Ever found yourself at the head of a queue of annoyed people at the post office, clock ticking in your ear, frozen in front of an undecipherable, complex document form?
Well, chances are you’ve experienced a clear case of formophobia!
Formophobia is a non-official (but proven to exist) psychological disorder, which makes it extremely difficult to provide personal information on forms and documents.
Most of the time, this (surprisingly) common condition can undoubtedly be purely psychological; design, however, is a factor not to be excluded, as it can play a very important role in its determination.
A well-designed form can, as a matter of fact, silently guide form users in recognizing the document’s hierarchical structure, and therefore make its use less stressful and time-consuming.
On a practical level, I decided to analyze and re-design a number of particularly nasty (both in the design and content) forms, such as the European Accident Statement Form (which you might have run into after a car accident) and a generic death certificate along with other sanitary-themed documents.
I carried out a comparative analysis of the originals and the re-designs by using a Tobii eye tracking device, which allowed me to map the user’s reading patterns and the main focus points of each form throughout gaze-plot and heat maps, to point out the concrete and effective differences in the users’ experience.
Let’s face it: form design isn’t sexy.
Or, at least, it doesn’t really appeal as the most fun job for a designer.
A form is a document conceived to carry and store information for a large number of purposes: applications, registrations, certificates, invoices, questionnaires, declarations, tickets, are only some of the numerous identifiable categories, the lowest common denominator of which is the fact that they, precisely, transport information.
Forms are an absolute necessity for the kind of industrialized society we live in, which values information and standardization, and must deal with huge amounts of incoming data on a daily basis; they’re the deus ex machina that enables society to function, a means we blindly rely on and, as often happens with something so persistently present, a tangible reality we tend to take completely for granted.
Designing a form is therefore nothing less than designing a wayfinding system for a building: the user should be unconsciously guided in a clear and unmistakable way from the entrance to the exit, he should be put in the condition of being able to find exactly what he is looking for inside the structure, and to move from one point to the other with confidence, and to return to his point of departure if that is what he needs to do.

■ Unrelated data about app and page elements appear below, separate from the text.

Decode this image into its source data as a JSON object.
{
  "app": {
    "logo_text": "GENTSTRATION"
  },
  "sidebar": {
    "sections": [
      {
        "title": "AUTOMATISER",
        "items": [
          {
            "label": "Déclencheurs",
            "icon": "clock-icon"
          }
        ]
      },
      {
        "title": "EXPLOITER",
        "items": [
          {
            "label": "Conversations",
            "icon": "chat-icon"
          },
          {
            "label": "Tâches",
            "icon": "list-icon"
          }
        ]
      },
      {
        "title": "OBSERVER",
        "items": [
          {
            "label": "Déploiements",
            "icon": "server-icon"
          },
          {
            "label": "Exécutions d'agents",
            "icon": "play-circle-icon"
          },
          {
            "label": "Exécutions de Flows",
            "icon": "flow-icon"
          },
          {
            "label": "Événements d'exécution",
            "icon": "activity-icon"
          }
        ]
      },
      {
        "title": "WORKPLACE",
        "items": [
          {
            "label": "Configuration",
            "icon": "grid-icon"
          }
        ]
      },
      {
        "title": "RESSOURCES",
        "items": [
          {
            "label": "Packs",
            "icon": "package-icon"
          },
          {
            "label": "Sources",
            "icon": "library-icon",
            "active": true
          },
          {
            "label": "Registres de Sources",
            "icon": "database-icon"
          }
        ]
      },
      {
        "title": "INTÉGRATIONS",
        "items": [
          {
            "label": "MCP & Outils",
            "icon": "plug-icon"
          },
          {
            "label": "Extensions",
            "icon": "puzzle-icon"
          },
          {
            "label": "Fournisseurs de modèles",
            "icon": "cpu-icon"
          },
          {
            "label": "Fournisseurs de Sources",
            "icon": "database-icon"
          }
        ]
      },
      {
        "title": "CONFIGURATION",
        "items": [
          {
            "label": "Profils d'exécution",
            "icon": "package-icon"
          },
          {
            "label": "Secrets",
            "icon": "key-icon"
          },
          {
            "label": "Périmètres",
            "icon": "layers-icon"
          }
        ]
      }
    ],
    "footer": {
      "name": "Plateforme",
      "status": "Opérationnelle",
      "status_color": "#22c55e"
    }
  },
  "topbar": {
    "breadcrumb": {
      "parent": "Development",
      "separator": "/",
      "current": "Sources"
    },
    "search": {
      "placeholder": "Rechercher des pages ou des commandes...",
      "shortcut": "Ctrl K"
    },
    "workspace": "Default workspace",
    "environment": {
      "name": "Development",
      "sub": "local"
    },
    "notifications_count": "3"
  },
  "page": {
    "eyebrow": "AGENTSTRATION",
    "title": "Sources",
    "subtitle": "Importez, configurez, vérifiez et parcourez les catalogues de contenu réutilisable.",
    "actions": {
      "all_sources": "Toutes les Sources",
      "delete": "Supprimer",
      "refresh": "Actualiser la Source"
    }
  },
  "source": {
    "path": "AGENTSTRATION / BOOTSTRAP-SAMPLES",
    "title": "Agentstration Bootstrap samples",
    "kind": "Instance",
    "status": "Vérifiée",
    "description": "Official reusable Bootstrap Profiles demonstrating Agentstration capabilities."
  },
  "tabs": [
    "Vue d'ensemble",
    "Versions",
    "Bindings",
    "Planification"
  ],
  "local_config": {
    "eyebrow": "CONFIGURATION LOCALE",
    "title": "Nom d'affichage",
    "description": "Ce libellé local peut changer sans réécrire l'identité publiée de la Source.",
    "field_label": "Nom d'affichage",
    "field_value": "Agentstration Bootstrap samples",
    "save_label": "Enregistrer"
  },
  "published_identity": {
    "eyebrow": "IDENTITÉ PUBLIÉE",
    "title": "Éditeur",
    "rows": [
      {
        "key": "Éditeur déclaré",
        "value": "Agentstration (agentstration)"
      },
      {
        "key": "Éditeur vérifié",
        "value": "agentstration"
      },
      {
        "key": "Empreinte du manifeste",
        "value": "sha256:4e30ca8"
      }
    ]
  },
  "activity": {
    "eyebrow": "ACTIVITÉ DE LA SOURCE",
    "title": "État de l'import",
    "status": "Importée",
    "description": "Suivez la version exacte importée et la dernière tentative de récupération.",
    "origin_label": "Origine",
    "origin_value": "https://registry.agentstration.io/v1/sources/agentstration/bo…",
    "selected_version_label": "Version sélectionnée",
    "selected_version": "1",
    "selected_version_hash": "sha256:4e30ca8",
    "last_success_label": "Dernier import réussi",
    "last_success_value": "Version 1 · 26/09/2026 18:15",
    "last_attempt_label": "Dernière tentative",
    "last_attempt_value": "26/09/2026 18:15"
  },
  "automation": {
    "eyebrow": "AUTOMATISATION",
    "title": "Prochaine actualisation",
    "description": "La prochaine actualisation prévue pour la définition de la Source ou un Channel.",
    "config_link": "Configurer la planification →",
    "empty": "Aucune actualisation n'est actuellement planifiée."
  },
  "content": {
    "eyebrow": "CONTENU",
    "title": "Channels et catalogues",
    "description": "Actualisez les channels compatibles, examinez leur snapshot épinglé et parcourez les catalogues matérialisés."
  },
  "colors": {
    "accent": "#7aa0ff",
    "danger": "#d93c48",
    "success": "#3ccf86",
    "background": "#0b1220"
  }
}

This project was listed as one of the 100 best projects of 2014 in Belgium by www.znor.be and by the design magazine Kwintessens.